• _Excerpts from an interface dataset_
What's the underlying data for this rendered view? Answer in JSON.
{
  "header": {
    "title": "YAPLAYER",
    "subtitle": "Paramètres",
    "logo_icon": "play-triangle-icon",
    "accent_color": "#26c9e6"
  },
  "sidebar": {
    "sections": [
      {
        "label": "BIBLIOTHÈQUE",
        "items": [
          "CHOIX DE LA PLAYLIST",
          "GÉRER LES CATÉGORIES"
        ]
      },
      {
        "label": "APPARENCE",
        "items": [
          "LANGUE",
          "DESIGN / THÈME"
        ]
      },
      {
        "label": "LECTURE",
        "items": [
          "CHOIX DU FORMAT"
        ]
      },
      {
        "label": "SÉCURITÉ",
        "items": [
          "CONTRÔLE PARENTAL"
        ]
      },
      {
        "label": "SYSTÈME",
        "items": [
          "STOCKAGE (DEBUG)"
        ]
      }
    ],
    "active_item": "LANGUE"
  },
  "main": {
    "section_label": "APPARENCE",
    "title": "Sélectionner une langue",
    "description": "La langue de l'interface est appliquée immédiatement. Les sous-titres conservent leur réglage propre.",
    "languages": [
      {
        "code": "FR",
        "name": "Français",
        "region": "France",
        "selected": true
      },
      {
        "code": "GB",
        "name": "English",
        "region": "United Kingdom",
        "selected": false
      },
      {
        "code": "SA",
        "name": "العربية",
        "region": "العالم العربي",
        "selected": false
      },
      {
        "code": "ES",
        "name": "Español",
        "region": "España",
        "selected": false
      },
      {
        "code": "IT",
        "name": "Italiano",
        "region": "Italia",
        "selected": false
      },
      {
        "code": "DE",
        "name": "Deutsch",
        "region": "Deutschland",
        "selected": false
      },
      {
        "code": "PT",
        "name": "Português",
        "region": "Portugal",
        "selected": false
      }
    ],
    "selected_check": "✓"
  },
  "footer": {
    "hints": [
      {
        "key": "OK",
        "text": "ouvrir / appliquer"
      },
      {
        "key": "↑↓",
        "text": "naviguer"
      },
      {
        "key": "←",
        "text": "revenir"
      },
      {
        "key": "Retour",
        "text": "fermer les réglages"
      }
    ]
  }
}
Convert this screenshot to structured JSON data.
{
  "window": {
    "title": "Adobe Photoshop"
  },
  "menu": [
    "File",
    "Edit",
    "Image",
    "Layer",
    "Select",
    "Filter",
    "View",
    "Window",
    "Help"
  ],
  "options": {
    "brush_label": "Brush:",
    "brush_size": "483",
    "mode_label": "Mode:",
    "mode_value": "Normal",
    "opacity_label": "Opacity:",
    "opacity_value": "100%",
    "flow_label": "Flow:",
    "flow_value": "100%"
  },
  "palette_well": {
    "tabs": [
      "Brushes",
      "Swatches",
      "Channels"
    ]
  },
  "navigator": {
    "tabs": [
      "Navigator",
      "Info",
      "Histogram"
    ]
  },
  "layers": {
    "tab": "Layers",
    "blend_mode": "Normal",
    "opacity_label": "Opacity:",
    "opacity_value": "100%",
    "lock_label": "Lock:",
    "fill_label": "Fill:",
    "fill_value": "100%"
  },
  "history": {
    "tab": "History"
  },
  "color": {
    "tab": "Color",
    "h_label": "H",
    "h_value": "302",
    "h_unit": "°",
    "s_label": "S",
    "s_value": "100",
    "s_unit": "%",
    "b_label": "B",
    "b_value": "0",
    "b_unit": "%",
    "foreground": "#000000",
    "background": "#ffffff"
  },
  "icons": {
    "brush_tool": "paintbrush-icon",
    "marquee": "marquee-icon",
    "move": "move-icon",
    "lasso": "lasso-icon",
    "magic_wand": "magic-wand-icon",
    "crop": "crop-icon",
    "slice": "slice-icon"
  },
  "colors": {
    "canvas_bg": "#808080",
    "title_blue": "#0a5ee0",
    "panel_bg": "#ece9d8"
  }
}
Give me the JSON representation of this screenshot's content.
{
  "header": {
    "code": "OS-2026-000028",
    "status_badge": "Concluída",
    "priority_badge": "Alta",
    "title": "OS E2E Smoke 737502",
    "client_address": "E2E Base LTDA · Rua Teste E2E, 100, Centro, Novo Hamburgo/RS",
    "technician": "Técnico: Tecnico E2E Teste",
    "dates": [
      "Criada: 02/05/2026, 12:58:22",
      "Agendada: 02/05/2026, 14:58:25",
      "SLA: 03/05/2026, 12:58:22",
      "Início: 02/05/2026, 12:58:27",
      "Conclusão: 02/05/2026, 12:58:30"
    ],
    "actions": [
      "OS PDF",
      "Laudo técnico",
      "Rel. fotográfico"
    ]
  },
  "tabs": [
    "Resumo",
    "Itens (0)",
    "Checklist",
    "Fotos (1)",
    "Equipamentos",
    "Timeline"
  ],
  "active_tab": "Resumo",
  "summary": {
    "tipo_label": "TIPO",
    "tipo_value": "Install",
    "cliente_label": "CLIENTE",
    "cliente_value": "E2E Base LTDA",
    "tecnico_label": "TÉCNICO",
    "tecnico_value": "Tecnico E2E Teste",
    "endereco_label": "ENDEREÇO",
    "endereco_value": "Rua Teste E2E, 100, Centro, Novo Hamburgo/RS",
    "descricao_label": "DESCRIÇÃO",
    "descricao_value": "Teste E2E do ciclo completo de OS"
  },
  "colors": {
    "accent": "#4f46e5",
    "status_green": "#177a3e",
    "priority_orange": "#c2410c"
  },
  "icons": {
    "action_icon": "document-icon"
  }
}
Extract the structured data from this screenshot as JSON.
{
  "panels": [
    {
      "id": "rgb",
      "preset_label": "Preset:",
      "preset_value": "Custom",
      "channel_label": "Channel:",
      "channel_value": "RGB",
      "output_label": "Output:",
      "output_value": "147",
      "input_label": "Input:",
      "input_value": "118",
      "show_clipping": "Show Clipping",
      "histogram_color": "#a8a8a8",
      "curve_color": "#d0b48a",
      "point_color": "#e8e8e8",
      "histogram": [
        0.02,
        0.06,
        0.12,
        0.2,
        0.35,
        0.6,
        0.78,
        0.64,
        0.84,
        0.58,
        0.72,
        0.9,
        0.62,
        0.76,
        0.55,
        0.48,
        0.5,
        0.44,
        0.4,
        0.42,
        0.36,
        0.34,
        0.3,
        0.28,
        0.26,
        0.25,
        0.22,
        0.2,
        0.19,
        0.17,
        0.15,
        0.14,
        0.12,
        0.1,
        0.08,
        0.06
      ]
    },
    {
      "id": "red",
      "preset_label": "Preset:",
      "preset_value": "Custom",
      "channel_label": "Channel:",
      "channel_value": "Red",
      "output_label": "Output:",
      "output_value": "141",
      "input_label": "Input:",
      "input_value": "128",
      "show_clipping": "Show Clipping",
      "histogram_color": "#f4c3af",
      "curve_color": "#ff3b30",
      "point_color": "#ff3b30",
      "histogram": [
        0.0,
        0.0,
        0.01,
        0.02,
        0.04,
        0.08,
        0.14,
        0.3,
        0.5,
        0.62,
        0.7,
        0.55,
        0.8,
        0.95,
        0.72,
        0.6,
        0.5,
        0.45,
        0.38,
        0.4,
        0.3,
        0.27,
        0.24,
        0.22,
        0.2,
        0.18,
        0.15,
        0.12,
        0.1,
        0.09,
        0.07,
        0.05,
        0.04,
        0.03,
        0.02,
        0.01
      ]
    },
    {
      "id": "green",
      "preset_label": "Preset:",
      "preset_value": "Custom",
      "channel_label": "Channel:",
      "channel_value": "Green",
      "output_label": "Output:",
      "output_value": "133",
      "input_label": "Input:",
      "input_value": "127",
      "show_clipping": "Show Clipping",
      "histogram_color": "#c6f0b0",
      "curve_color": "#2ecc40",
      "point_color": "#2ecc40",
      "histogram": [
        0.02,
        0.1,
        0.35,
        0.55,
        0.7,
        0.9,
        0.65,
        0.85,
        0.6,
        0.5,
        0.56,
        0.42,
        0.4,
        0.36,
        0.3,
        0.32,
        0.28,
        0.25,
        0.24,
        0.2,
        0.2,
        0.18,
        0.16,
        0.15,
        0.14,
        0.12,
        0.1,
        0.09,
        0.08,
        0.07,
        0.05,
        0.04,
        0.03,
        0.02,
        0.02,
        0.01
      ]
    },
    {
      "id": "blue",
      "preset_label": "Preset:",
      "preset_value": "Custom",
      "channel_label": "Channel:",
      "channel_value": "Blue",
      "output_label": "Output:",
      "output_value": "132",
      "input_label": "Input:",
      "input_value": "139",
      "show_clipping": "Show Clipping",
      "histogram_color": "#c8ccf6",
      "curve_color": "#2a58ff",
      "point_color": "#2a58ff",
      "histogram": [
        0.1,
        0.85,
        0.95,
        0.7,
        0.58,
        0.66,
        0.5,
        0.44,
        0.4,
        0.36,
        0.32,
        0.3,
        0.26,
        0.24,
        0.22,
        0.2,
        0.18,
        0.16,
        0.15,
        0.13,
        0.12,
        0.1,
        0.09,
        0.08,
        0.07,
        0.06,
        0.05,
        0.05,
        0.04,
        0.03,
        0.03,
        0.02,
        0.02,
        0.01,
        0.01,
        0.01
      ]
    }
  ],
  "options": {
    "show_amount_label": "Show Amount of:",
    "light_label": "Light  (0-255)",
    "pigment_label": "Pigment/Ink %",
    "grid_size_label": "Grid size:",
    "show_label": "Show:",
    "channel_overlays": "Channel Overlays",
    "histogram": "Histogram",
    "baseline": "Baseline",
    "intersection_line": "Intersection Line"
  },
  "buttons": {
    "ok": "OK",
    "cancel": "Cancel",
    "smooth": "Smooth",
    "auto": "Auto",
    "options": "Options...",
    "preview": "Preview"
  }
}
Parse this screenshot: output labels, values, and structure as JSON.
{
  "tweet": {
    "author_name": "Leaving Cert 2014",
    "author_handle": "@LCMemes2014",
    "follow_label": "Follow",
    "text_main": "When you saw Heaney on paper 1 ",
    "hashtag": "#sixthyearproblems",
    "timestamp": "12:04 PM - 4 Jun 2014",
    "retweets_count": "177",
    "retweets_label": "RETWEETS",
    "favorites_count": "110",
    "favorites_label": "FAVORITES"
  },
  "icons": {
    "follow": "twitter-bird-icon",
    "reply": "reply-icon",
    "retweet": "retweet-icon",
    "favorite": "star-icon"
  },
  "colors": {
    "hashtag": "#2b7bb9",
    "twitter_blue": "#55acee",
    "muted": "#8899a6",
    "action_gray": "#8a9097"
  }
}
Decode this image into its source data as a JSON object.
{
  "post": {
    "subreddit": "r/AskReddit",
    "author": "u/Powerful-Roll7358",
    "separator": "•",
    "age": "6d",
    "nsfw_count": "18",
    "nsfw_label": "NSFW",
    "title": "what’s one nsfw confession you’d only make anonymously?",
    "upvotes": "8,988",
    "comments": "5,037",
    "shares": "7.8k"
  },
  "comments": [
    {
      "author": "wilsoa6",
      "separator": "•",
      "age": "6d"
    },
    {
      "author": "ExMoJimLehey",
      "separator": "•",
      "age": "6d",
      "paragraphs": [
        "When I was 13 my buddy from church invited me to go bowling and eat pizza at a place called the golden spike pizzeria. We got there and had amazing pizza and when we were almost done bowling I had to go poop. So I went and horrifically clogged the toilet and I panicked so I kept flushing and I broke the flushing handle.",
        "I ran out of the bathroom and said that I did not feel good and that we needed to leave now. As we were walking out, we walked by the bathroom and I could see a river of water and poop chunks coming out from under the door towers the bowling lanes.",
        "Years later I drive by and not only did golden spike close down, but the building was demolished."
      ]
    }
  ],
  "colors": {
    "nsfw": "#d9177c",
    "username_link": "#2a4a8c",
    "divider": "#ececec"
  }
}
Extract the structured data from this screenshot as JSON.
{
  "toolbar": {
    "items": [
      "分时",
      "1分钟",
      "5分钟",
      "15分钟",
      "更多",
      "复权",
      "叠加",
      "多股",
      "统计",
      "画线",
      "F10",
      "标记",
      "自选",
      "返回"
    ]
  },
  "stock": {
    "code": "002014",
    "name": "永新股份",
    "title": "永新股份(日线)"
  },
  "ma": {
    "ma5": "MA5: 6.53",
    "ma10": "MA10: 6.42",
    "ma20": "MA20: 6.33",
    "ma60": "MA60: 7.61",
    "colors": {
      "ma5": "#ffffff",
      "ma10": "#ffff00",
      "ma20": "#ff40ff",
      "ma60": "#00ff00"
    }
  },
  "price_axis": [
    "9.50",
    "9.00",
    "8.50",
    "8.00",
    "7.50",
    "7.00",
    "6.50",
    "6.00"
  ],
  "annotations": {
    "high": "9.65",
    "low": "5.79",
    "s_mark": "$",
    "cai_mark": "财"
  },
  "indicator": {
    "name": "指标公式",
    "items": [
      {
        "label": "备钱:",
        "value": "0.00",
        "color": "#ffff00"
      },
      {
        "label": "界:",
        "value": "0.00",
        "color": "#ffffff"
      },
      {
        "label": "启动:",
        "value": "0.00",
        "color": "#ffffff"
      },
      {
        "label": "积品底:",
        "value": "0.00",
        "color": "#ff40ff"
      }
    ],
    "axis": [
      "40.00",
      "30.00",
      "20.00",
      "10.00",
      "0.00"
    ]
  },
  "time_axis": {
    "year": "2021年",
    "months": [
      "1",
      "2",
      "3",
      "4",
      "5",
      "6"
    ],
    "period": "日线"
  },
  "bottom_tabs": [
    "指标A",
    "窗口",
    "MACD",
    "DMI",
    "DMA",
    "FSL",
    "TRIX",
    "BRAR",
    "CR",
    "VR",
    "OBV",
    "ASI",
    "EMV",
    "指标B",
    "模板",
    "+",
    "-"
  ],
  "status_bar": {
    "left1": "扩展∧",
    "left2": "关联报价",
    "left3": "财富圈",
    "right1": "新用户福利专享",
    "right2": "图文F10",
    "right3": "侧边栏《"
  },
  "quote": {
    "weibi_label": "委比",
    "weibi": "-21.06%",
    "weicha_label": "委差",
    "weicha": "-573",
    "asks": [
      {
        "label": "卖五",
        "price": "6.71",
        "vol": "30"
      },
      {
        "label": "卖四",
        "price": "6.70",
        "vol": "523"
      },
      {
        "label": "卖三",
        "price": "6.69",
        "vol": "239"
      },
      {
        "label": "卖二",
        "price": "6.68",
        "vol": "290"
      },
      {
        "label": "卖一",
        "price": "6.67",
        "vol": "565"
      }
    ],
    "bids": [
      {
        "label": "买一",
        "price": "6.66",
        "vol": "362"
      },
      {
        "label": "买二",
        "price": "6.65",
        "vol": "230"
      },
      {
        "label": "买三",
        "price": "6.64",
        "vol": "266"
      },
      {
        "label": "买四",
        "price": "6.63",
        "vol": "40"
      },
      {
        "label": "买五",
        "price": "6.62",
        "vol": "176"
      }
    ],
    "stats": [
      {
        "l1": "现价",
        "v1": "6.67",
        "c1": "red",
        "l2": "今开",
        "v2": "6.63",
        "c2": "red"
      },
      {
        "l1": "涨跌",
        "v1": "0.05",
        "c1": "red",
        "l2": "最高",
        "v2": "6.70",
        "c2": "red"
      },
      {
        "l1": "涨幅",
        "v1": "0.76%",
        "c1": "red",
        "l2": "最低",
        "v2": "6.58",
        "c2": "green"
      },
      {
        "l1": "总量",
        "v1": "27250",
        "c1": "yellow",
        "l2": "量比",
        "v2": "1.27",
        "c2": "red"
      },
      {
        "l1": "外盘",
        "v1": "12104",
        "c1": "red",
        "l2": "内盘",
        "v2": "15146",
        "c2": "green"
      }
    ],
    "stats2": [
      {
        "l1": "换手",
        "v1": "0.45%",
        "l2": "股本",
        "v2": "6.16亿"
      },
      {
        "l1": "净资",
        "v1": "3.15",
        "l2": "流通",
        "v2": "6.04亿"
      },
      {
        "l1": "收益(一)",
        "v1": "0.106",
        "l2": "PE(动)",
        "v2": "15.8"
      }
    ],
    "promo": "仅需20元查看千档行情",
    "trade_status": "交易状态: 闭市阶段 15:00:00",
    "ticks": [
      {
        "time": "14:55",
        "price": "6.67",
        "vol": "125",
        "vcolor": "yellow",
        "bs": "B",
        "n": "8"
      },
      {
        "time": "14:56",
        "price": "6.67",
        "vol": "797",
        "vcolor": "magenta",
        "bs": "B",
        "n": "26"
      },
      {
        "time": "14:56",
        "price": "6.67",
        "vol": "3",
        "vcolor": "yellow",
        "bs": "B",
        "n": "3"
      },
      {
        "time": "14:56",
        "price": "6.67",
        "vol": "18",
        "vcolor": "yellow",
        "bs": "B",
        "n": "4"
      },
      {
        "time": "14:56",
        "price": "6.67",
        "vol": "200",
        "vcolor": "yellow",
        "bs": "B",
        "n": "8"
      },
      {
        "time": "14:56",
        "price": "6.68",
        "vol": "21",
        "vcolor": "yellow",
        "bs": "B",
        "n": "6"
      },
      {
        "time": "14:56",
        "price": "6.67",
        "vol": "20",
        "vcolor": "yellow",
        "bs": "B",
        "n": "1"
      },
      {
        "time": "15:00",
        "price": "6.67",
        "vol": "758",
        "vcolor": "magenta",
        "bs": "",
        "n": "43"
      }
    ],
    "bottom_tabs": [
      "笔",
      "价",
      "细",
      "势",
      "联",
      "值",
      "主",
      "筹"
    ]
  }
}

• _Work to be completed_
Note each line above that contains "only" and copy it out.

• _Answer to the exercise_
    "title": "what’s one nsfw confession you’d only make anonymously?",
        "Years later I drive by and not only did golden spike close down, but the building was demolished."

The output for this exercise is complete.